Lines below that include the word "Name" should each be copied.

▶ Extracted records:
- Opening Delimiter -

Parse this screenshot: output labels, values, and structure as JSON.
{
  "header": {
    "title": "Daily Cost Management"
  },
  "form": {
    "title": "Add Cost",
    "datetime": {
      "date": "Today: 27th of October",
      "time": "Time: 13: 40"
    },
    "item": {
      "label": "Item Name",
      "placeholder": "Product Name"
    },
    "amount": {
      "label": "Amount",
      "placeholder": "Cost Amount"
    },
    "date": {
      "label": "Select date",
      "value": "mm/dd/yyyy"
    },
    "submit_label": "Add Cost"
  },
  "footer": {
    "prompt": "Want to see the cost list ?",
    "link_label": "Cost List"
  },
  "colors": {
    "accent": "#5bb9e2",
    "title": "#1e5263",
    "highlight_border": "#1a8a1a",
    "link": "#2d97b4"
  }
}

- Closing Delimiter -

▶ Task answer:
      "label": "Item Name",
      "placeholder": "Product Name"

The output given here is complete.